Bethan: Were there any unexpected or memorable moments that stood out for you during or post the process?

Lea: Nothing springs to mind that is appropriate for public consumption.

Marisa: I probably wouldn't write a character who tweets at between 3 and 5am every night in case of technical glitches, that mean you then have to stay up to do the tweeting! The costume designer Simon Vincenzi suggested that we have the dancers smiling fixedly for the second reconstruction and he gave the dancers marabou mouths under their fishnet masks -really unpleasant! I really enjoyed writing live as The Ballet Mistress where I channelled Alisdair Sim, I also discovered my inner lad as Dionysus. 

Bethan: Interestingly Greek Myth plays a role in the work, what relationship does this have with the Pan's People?

Lea: This company of dancers were nominally the People of Pan. Pan is a very interesting and complex Greek God. It is natural that we start the story there.

Marisa: Greek myth runs through our culture in ways we are not even aware of, it was easy to find a story that could be adapted for our time.  We chose the story of Pan and Echo, where Pan becomes obsessed by Echo and when she rejects him has his followers tear her into a thousand pieces.  In our story Echo is a really lairy dancer, Pan is a drug taking choreographer, when Echo rejects Pan she's trolled and comes off social media. The story ends on Pan's newsfeed, which is haunted by a spirit who may be Echo. 

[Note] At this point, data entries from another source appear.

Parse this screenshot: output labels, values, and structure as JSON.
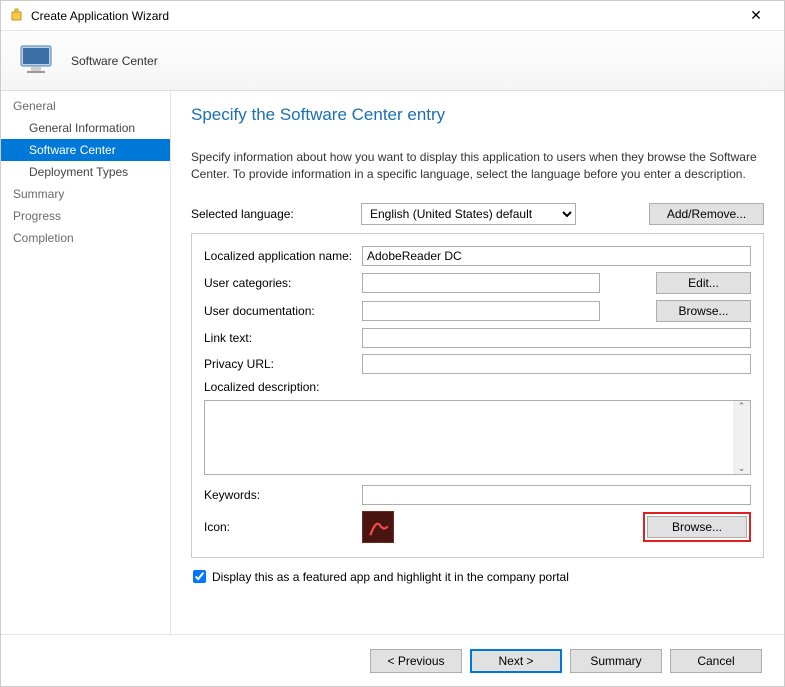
{
  "titlebar": {
    "title": "Create Application Wizard"
  },
  "header": {
    "label": "Software Center"
  },
  "sidebar": {
    "items": [
      {
        "label": "General",
        "type": "cat"
      },
      {
        "label": "General Information",
        "type": "item"
      },
      {
        "label": "Software Center",
        "type": "item",
        "selected": true
      },
      {
        "label": "Deployment Types",
        "type": "item"
      },
      {
        "label": "Summary",
        "type": "cat"
      },
      {
        "label": "Progress",
        "type": "cat"
      },
      {
        "label": "Completion",
        "type": "cat"
      }
    ]
  },
  "page": {
    "title": "Specify the Software Center entry",
    "instructions": "Specify information about how you want to display this application to users when they browse the Software Center. To provide information in a specific language, select the language before you enter a description.",
    "selected_language_label": "Selected language:",
    "selected_language_value": "English (United States) default",
    "add_remove_label": "Add/Remove...",
    "form": {
      "app_name_label": "Localized application name:",
      "app_name_value": "AdobeReader DC",
      "user_categories_label": "User categories:",
      "user_categories_value": "",
      "edit_label": "Edit...",
      "user_doc_label": "User documentation:",
      "user_doc_value": "",
      "browse_label": "Browse...",
      "link_text_label": "Link text:",
      "link_text_value": "",
      "privacy_label": "Privacy URL:",
      "privacy_value": "",
      "description_label": "Localized description:",
      "description_value": "",
      "keywords_label": "Keywords:",
      "keywords_value": "",
      "icon_label": "Icon:",
      "icon_browse_label": "Browse..."
    },
    "featured_label": "Display this as a featured app and highlight it in the company portal",
    "featured_checked": true
  },
  "footer": {
    "previous": "< Previous",
    "next": "Next >",
    "summary": "Summary",
    "cancel": "Cancel"
  }
}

Bethan: Pan’s People Papers is a form of Transmedia storytelling, what opportunities and experiences does this offer to both artists and audience?

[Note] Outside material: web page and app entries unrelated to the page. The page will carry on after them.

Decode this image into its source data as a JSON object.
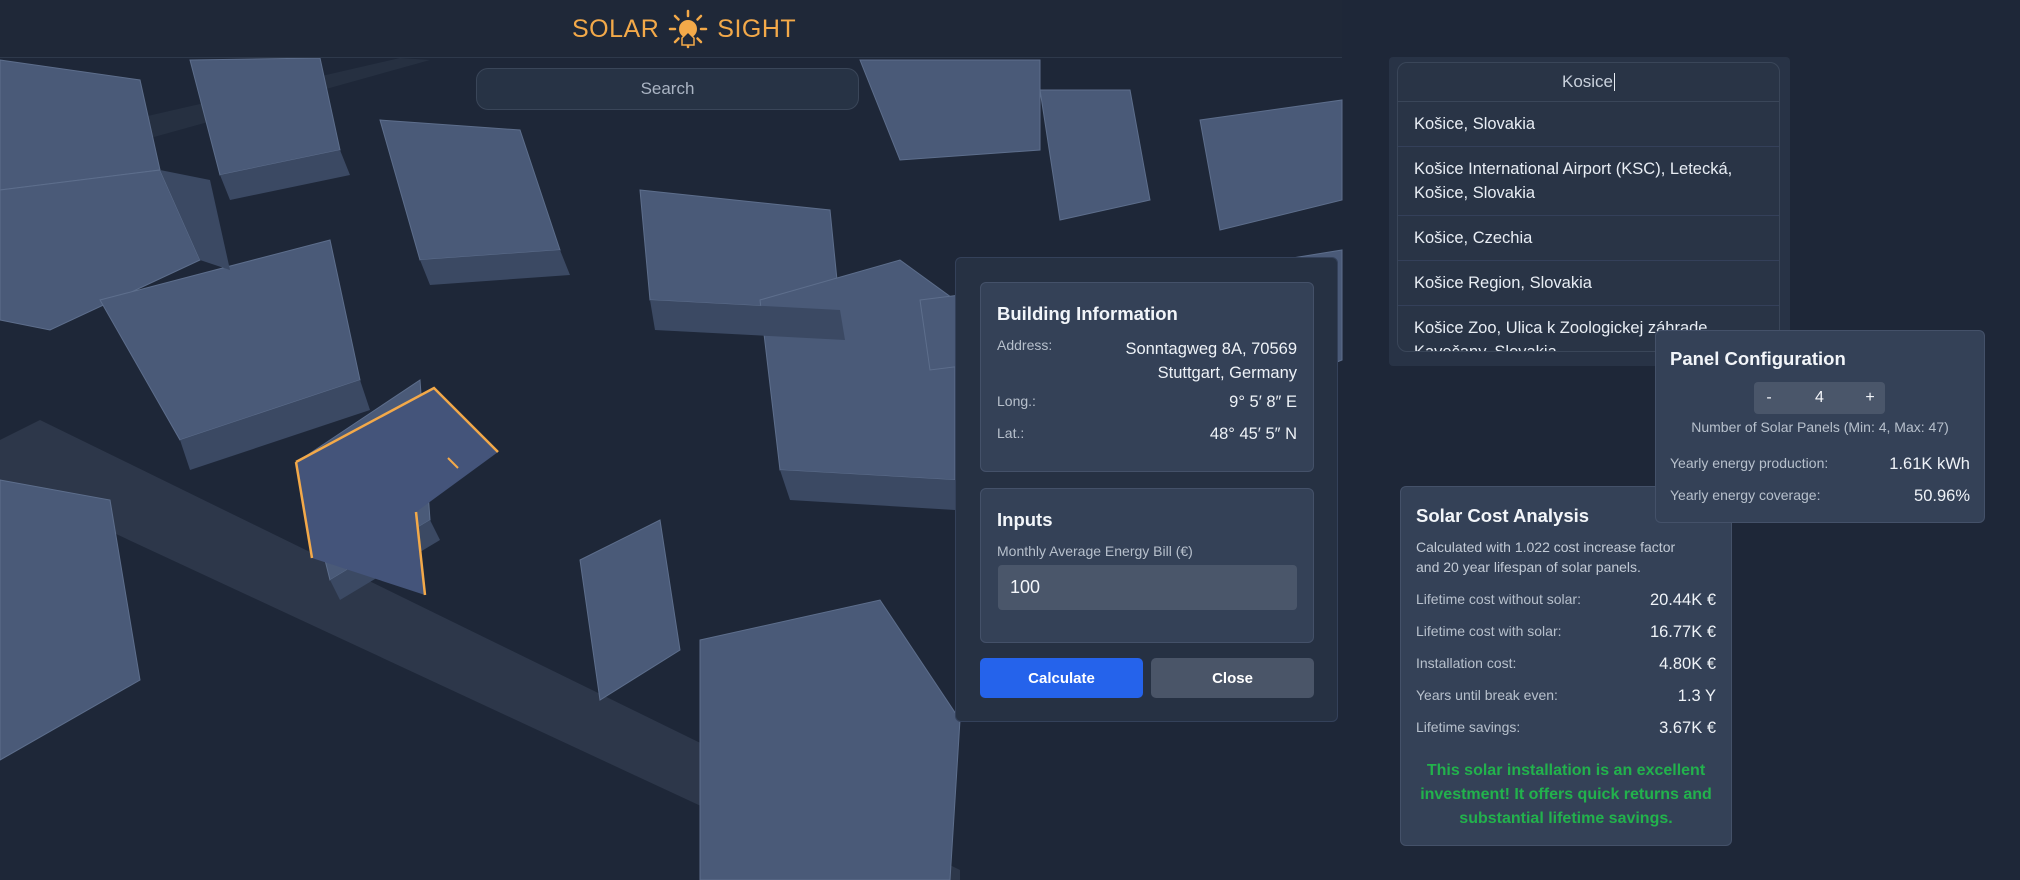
{
  "app": {
    "logo_left": "SOLAR",
    "logo_right": "SIGHT",
    "accent": "#f3a949"
  },
  "map_search": {
    "placeholder": "Search"
  },
  "location_search": {
    "value": "Kosice",
    "results": [
      "Košice, Slovakia",
      "Košice International Airport (KSC), Letecká, Košice, Slovakia",
      "Košice, Czechia",
      "Košice Region, Slovakia",
      "Košice Zoo, Ulica k Zoologickej záhrade, Kavečany, Slovakia"
    ]
  },
  "building_info": {
    "title": "Building Information",
    "address_label": "Address:",
    "address_line1": "Sonntagweg 8A, 70569",
    "address_line2": "Stuttgart, Germany",
    "long_label": "Long.:",
    "long_value": "9° 5′ 8″ E",
    "lat_label": "Lat.:",
    "lat_value": "48° 45′ 5″ N"
  },
  "inputs": {
    "title": "Inputs",
    "bill_label": "Monthly Average Energy Bill (€)",
    "bill_value": "100"
  },
  "actions": {
    "calculate": "Calculate",
    "close": "Close",
    "calculate_color": "#2563eb",
    "close_color": "#4a5568"
  },
  "panel_config": {
    "title": "Panel Configuration",
    "minus": "-",
    "plus": "+",
    "count": "4",
    "hint": "Number of Solar Panels (Min: 4, Max: 47)",
    "production_label": "Yearly energy production:",
    "production_value": "1.61K kWh",
    "coverage_label": "Yearly energy coverage:",
    "coverage_value": "50.96%"
  },
  "cost_analysis": {
    "title": "Solar Cost Analysis",
    "note_line1": "Calculated with 1.022 cost increase factor",
    "note_line2": "and 20 year lifespan of solar panels.",
    "rows": [
      {
        "label": "Lifetime cost without solar:",
        "value": "20.44K €"
      },
      {
        "label": "Lifetime cost with solar:",
        "value": "16.77K €"
      },
      {
        "label": "Installation cost:",
        "value": "4.80K €"
      },
      {
        "label": "Years until break even:",
        "value": "1.3 Y"
      },
      {
        "label": "Lifetime savings:",
        "value": "3.67K €"
      }
    ],
    "verdict_line1": "This solar installation is an excellent",
    "verdict_line2": "investment! It offers quick returns and",
    "verdict_line3": "substantial lifetime savings.",
    "verdict_color": "#22b24c"
  }
}
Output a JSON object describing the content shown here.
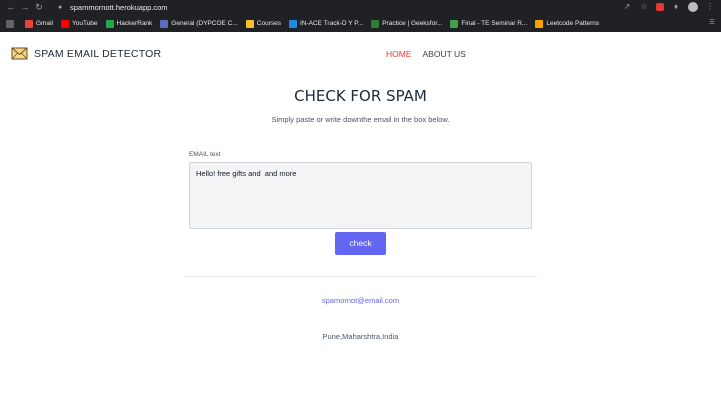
{
  "browser": {
    "url": "spammornott.herokuapp.com",
    "bookmarks": [
      {
        "label": "Gmail",
        "color": "#ea4335"
      },
      {
        "label": "YouTube",
        "color": "#ff0000"
      },
      {
        "label": "HackerRank",
        "color": "#1ba94c"
      },
      {
        "label": "General (DYPCOE C...",
        "color": "#5c6bc0"
      },
      {
        "label": "Courses",
        "color": "#fbc02d"
      },
      {
        "label": "IN-ACE Track-D Y P...",
        "color": "#1e88e5"
      },
      {
        "label": "Practice | Geeksfor...",
        "color": "#2e7d32"
      },
      {
        "label": "Final - TE Seminar R...",
        "color": "#43a047"
      },
      {
        "label": "Leetcode Patterns",
        "color": "#ffa000"
      }
    ]
  },
  "header": {
    "brand": "SPAM EMAIL DETECTOR",
    "nav": {
      "home": "HOME",
      "about": "ABOUT US"
    }
  },
  "main": {
    "title": "CHECK FOR SPAM",
    "subtitle": "Simply paste or write downthe email in the box below.",
    "field_label": "EMAIL text",
    "field_value": "Hello! free gifts and  and more",
    "button_label": "check"
  },
  "footer": {
    "email": "spamornot@email.com",
    "address": "Pune,Maharshtra,India"
  },
  "colors": {
    "accent": "#6366f1",
    "nav_active": "#e53935"
  }
}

Marisa: I love it and feel we've only scratched the surface; I love that you can move between realities, that audiences can move around Transmedia spaces and that artists can make their work easily accessible. I also love that it allows you to have many versions of a project in different places, a live work, a cinema work an online work that feels particularly right for me as an artist and the way I think and for these times.

Bethan: What next for Pan's People Papers - and what next for other projects you have on the Horizon?

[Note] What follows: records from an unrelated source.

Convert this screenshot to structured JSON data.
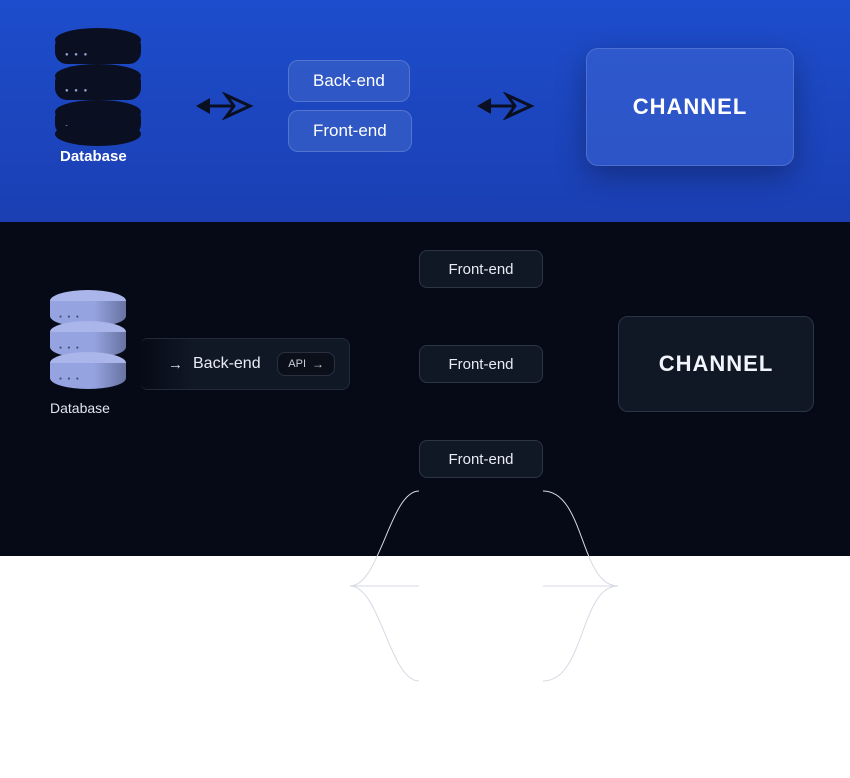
{
  "top": {
    "database_label": "Database",
    "backend": "Back-end",
    "frontend": "Front-end",
    "channel": "CHANNEL"
  },
  "bottom": {
    "database_label": "Database",
    "backend": "Back-end",
    "api_label": "API",
    "frontends": [
      "Front-end",
      "Front-end",
      "Front-end"
    ],
    "channel": "CHANNEL"
  }
}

Marisa: MozFest 16, Lea and I are looking for opportunities to work together again. In the meantime for me a residency at International Museum of Surgery in Chicago and a collaboration with composer Matthew Whiteside. 

Lea: At the moment I am working on my Pop Portraits project... creating portraits in movement of popular artists (Michael Jackson, Mohammad Ali, Tina Turner etc), designed to be performed in art galleries. Also I am working with artist Jasmina Cbic on a filmed reconstruction of “The Miraculous Mandarin”, a controversial and scandalous “lost” ballet from 1926. I am recreating it from 5 photographs and a drawing and it will be presented in Aarhus as part of its City of Culture.

To explore the Pan’s People Papers head to: http://panspeoplepapers.com

Follow Marisa on Instagram and twitter via: @m1zanotti

And follow Lea on Instagram via: @squeakingshoe

The Pan’s People Papers was commissioned by South East Dance for Brighton Digital Festival 2015 and supported by Arts Council England Grants for The Arts, University of Chichester and 422.TV.